EXERCISE. The pictures in the data below are to be omitted; all else must be duplicated exactly.

Web page and app entries.
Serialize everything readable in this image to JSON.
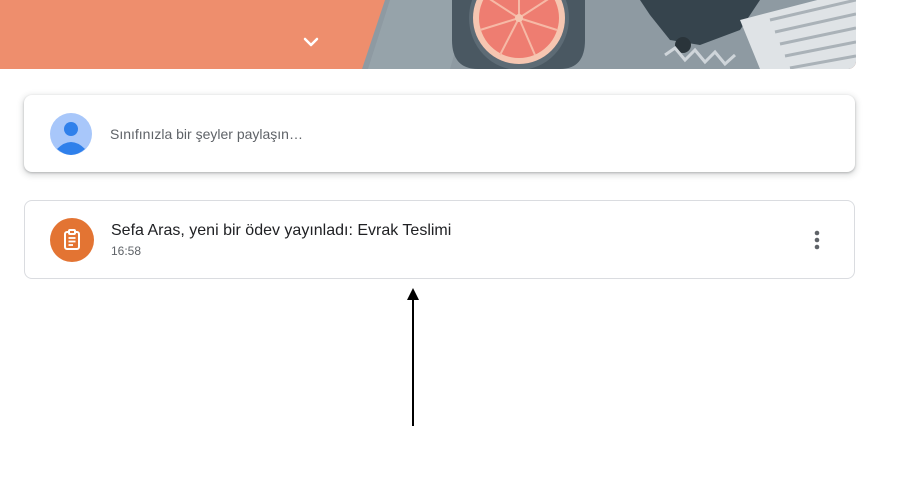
{
  "banner": {
    "accent_color": "#ee8e6d",
    "expand_icon": "chevron-down-icon"
  },
  "compose": {
    "avatar_icon": "default-avatar-icon",
    "placeholder": "Sınıfınızla bir şeyler paylaşın…"
  },
  "stream": {
    "items": [
      {
        "icon": "assignment-icon",
        "icon_color": "#e37433",
        "title": "Sefa Aras, yeni bir ödev yayınladı: Evrak Teslimi",
        "time": "16:58",
        "menu_icon": "more-vert-icon"
      }
    ]
  }
}
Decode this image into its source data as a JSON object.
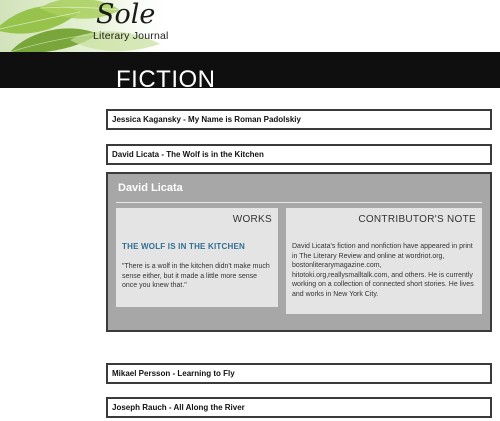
{
  "site": {
    "logo_main": "Sole",
    "logo_sub": "Literary Journal"
  },
  "page": {
    "title": "FICTION"
  },
  "stories": [
    {
      "label": "Jessica Kagansky - My Name is Roman Padolskiy"
    },
    {
      "label": "David Licata - The Wolf is in the Kitchen"
    },
    {
      "label": "Mikael Persson - Learning to Fly"
    },
    {
      "label": "Joseph Rauch - All Along the River"
    }
  ],
  "panel": {
    "author": "David Licata",
    "works_heading": "WORKS",
    "work_title": "THE WOLF IS IN THE KITCHEN",
    "excerpt": "\"There is a wolf in the kitchen didn't make much sense either, but it made a little more sense once you knew that.\"",
    "note_heading": "CONTRIBUTOR'S NOTE",
    "note_text": "David Licata's fiction and nonfiction have appeared in print in The Literary Review and online at wordriot.org, bostonliterarymagazine.com, hitotoki.org,reallysmalltalk.com, and others. He is currently working on a collection of connected short stories. He lives and works in New York City."
  },
  "colors": {
    "title_bar": "#0f0f0f",
    "panel_bg": "#a7a7a7",
    "card_bg": "#e4e4e4",
    "link": "#2f6f96"
  }
}
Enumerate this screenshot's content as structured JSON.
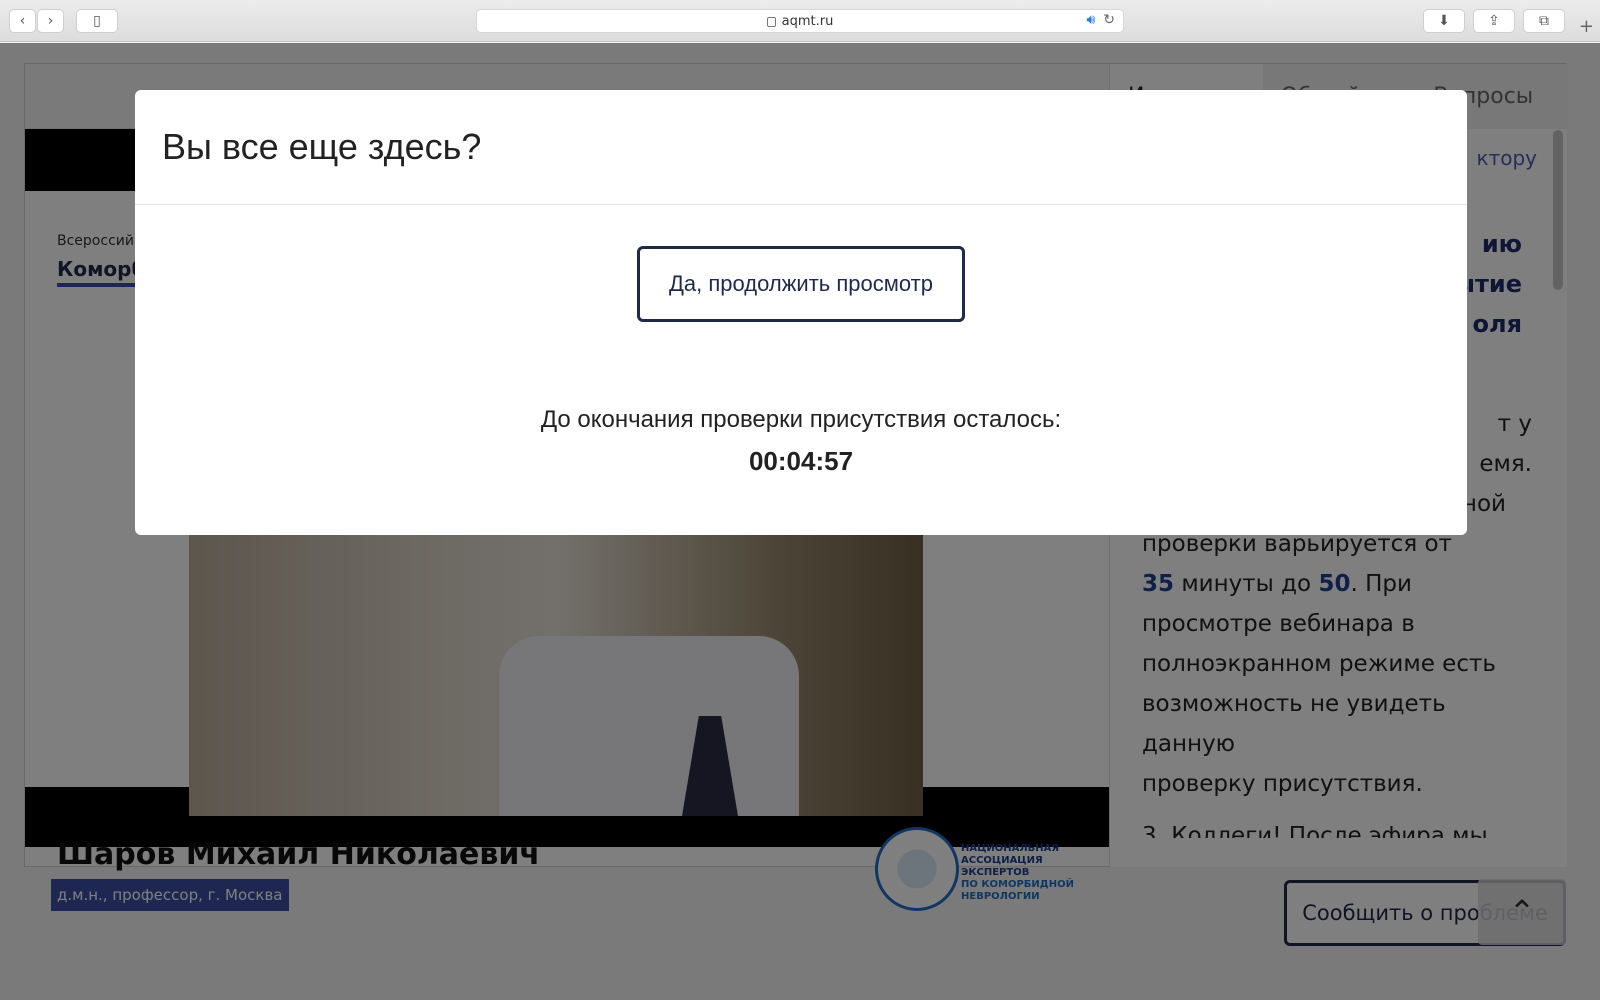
{
  "browser": {
    "url": "aqmt.ru",
    "back_icon": "chevron-left-icon",
    "forward_icon": "chevron-right-icon",
    "sidebar_icon": "sidebar-icon",
    "download_icon": "download-icon",
    "share_icon": "share-icon",
    "tabs_icon": "tabs-icon",
    "newtab_icon": "plus-icon"
  },
  "page": {
    "slide": {
      "top_small": "Всероссий",
      "top_bold": "Коморб"
    },
    "speaker": {
      "name": "Шаров Михаил Николаевич",
      "title": "д.м.н., профессор, г. Москва"
    },
    "org": {
      "line1": "НАЦИОНАЛЬНАЯ",
      "line2": "АССОЦИАЦИЯ",
      "line3": "ЭКСПЕРТОВ",
      "line4": "ПО КОМОРБИДНОЙ",
      "line5": "НЕВРОЛОГИИ"
    },
    "sidebar": {
      "tabs": [
        {
          "label": "И"
        },
        {
          "label": "Общий"
        },
        {
          "label": "Вопросы"
        }
      ],
      "link": "ктору",
      "heading_lines": [
        "ию",
        "ытие",
        "оля"
      ],
      "body_line1": "т у",
      "body_line2": "емя.",
      "body_line3": "Период возникновения одной",
      "body_line4": "проверки варьируется от",
      "body_num1": "35",
      "body_mid": " минуты до ",
      "body_num2": "50",
      "body_end": ". При",
      "body_line6": "просмотре вебинара в",
      "body_line7": "полноэкранном режиме есть",
      "body_line8": "возможность не увидеть данную",
      "body_line9": "проверку присутствия.",
      "body_line10": "3. Коллеги! После эфира мы"
    },
    "report_button": "Сообщить о проблеме"
  },
  "modal": {
    "title": "Вы все еще здесь?",
    "continue_label": "Да, продолжить просмотр",
    "countdown_label": "До окончания проверки присутствия осталось:",
    "countdown_time": "00:04:57"
  }
}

RESULT FOR THIS EXERCISE.
Serialize everything readable in this image to JSON.
{
  "banner": {
    "accent_color": "#ee8e6d",
    "expand_icon": "chevron-down-icon"
  },
  "compose": {
    "avatar_icon": "default-avatar-icon",
    "placeholder": "Sınıfınızla bir şeyler paylaşın…"
  },
  "stream": {
    "items": [
      {
        "icon": "assignment-icon",
        "icon_color": "#e37433",
        "title": "Sefa Aras, yeni bir ödev yayınladı: Evrak Teslimi",
        "time": "16:58",
        "menu_icon": "more-vert-icon"
      }
    ]
  }
}
Decode this image into its source data as a JSON object.
{
  "site": {
    "logo_main": "Sole",
    "logo_sub": "Literary Journal"
  },
  "page": {
    "title": "FICTION"
  },
  "stories": [
    {
      "label": "Jessica Kagansky - My Name is Roman Padolskiy"
    },
    {
      "label": "David Licata - The Wolf is in the Kitchen"
    },
    {
      "label": "Mikael Persson - Learning to Fly"
    },
    {
      "label": "Joseph Rauch - All Along the River"
    }
  ],
  "panel": {
    "author": "David Licata",
    "works_heading": "WORKS",
    "work_title": "THE WOLF IS IN THE KITCHEN",
    "excerpt": "\"There is a wolf in the kitchen didn't make much sense either, but it made a little more sense once you knew that.\"",
    "note_heading": "CONTRIBUTOR'S NOTE",
    "note_text": "David Licata's fiction and nonfiction have appeared in print in The Literary Review and online at wordriot.org, bostonliterarymagazine.com, hitotoki.org,reallysmalltalk.com, and others. He is currently working on a collection of connected short stories. He lives and works in New York City."
  },
  "colors": {
    "title_bar": "#0f0f0f",
    "panel_bg": "#a7a7a7",
    "card_bg": "#e4e4e4",
    "link": "#2f6f96"
  }
}
Enumerate this screenshot's content as structured JSON.
{
  "browser": {
    "url": "aqmt.ru",
    "back_icon": "chevron-left-icon",
    "forward_icon": "chevron-right-icon",
    "sidebar_icon": "sidebar-icon",
    "download_icon": "download-icon",
    "share_icon": "share-icon",
    "tabs_icon": "tabs-icon",
    "newtab_icon": "plus-icon"
  },
  "page": {
    "slide": {
      "top_small": "Всероссий",
      "top_bold": "Коморб"
    },
    "speaker": {
      "name": "Шаров Михаил Николаевич",
      "title": "д.м.н., профессор, г. Москва"
    },
    "org": {
      "line1": "НАЦИОНАЛЬНАЯ",
      "line2": "АССОЦИАЦИЯ",
      "line3": "ЭКСПЕРТОВ",
      "line4": "ПО КОМОРБИДНОЙ",
      "line5": "НЕВРОЛОГИИ"
    },
    "sidebar": {
      "tabs": [
        {
          "label": "И"
        },
        {
          "label": "Общий"
        },
        {
          "label": "Вопросы"
        }
      ],
      "link": "ктору",
      "heading_lines": [
        "ию",
        "ытие",
        "оля"
      ],
      "body_line1": "т у",
      "body_line2": "емя.",
      "body_line3": "Период возникновения одной",
      "body_line4": "проверки варьируется от",
      "body_num1": "35",
      "body_mid": " минуты до ",
      "body_num2": "50",
      "body_end": ". При",
      "body_line6": "просмотре вебинара в",
      "body_line7": "полноэкранном режиме есть",
      "body_line8": "возможность не увидеть данную",
      "body_line9": "проверку присутствия.",
      "body_line10": "3. Коллеги! После эфира мы"
    },
    "report_button": "Сообщить о проблеме"
  },
  "modal": {
    "title": "Вы все еще здесь?",
    "continue_label": "Да, продолжить просмотр",
    "countdown_label": "До окончания проверки присутствия осталось:",
    "countdown_time": "00:04:57"
  }
}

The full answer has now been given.